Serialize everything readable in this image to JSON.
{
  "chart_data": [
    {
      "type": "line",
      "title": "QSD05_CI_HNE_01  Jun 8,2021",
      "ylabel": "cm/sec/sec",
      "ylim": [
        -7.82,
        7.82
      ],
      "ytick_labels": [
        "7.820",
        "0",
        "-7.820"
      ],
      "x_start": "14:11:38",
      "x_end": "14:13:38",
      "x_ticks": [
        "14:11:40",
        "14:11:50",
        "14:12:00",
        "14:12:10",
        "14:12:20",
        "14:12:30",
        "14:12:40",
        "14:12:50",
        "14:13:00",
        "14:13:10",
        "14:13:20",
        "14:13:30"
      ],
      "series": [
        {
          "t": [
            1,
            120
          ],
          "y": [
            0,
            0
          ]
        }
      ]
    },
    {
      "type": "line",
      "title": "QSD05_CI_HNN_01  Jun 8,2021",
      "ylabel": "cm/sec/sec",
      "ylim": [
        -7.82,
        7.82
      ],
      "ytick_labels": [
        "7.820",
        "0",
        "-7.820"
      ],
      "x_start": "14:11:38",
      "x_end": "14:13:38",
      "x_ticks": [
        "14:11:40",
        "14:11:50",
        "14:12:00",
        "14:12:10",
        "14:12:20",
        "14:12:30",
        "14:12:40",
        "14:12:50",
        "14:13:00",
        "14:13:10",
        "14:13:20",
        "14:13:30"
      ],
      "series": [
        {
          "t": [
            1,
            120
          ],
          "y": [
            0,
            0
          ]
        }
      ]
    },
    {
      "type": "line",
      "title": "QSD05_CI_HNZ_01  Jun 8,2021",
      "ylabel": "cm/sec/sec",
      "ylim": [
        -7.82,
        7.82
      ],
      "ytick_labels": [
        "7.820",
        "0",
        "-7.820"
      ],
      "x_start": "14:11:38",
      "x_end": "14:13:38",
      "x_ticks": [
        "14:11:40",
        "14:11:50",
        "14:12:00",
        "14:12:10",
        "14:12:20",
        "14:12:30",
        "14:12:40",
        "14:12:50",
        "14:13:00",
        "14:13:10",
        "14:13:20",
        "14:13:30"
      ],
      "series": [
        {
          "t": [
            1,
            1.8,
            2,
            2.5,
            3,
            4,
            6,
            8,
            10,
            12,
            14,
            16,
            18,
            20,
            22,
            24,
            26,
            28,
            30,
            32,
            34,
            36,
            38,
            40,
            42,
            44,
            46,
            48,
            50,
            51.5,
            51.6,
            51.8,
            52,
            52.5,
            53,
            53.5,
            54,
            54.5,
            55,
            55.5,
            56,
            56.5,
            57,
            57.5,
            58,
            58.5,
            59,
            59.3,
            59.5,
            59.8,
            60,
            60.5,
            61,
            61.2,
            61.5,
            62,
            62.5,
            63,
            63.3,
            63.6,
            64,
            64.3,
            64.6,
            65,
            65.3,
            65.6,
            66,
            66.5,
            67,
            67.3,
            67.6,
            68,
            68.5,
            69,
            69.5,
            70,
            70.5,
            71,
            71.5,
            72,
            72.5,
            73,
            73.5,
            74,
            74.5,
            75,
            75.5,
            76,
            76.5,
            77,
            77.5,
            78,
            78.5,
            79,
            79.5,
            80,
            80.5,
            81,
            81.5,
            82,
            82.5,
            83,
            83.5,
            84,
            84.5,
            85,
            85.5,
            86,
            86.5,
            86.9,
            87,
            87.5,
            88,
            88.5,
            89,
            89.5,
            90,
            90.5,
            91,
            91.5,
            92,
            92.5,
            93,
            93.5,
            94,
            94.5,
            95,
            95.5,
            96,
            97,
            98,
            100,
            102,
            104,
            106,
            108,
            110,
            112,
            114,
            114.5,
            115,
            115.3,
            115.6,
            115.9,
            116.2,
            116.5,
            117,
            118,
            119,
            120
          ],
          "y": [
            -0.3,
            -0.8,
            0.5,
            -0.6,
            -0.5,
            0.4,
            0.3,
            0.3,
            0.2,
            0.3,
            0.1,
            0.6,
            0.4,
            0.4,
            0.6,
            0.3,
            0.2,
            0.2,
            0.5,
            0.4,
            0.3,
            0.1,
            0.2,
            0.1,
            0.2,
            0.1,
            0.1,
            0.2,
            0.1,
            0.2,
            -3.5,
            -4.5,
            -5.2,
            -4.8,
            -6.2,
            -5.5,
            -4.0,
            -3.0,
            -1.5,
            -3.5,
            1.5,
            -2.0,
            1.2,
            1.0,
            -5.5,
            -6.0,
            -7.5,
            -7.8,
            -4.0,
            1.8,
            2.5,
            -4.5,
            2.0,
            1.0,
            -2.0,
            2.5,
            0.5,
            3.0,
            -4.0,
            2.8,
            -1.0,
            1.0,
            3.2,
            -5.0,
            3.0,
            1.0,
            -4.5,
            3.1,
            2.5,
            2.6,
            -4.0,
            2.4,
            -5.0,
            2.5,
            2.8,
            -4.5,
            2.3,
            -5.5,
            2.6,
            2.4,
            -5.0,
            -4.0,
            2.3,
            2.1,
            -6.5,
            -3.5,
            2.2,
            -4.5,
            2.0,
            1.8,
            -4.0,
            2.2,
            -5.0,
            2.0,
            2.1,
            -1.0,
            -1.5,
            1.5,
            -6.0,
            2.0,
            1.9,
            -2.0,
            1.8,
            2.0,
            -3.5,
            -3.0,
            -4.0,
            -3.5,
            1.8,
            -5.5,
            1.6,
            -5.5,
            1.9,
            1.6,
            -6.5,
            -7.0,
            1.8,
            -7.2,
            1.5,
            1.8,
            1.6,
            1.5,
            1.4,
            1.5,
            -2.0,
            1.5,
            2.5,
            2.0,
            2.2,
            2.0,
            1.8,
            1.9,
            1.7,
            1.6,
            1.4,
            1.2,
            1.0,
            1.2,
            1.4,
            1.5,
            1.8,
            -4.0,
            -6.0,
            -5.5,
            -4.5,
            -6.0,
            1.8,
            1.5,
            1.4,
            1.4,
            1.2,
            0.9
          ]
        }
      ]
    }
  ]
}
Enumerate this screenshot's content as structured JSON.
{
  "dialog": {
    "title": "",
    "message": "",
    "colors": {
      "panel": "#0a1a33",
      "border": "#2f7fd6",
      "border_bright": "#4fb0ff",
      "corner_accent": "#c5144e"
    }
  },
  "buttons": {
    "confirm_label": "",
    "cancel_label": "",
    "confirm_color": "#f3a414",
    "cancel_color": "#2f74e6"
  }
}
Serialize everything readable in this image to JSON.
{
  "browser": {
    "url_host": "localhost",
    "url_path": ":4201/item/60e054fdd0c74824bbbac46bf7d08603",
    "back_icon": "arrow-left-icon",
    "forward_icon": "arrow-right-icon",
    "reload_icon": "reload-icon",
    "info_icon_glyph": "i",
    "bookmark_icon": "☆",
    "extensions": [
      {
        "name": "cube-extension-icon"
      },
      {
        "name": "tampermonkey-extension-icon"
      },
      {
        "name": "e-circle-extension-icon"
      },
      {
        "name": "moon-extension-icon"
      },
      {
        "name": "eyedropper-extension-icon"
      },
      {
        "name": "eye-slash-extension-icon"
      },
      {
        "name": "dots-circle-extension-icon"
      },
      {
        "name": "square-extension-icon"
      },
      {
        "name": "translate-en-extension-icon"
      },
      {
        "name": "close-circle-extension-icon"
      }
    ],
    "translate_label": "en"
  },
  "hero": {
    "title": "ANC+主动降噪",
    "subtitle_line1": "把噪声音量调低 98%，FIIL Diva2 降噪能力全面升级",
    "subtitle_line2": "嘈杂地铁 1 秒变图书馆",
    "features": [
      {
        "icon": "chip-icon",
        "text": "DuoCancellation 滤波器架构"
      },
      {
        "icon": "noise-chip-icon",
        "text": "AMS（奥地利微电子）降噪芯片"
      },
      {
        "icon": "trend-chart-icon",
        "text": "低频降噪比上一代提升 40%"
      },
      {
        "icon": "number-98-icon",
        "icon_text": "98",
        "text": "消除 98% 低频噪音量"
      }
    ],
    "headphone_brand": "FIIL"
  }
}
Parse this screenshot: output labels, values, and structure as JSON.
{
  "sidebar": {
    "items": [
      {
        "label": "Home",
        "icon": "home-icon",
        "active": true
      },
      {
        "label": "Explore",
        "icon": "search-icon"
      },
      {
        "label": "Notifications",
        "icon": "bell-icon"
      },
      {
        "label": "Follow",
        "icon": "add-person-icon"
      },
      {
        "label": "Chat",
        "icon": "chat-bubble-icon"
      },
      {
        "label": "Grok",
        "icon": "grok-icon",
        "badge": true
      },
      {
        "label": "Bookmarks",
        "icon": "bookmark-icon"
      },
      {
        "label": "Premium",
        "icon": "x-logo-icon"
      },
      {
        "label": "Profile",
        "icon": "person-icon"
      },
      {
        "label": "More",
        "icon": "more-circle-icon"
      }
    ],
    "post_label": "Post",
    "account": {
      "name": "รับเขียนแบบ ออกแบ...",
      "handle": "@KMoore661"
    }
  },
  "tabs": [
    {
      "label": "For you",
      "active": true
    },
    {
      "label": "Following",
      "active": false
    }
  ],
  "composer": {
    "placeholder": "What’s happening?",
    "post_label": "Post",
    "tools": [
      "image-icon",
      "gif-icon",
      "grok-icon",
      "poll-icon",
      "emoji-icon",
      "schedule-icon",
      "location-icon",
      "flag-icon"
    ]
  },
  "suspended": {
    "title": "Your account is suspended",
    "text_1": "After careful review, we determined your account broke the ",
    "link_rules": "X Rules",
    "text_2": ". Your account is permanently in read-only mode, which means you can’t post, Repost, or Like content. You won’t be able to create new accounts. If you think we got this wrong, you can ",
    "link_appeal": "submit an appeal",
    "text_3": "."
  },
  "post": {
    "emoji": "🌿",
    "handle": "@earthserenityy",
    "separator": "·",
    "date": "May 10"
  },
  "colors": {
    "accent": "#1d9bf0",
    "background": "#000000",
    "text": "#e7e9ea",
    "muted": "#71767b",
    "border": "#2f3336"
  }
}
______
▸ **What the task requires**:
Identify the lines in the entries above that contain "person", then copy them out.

▸ **Task output**:
        "icon": "add-person-icon"
        "icon": "person-icon"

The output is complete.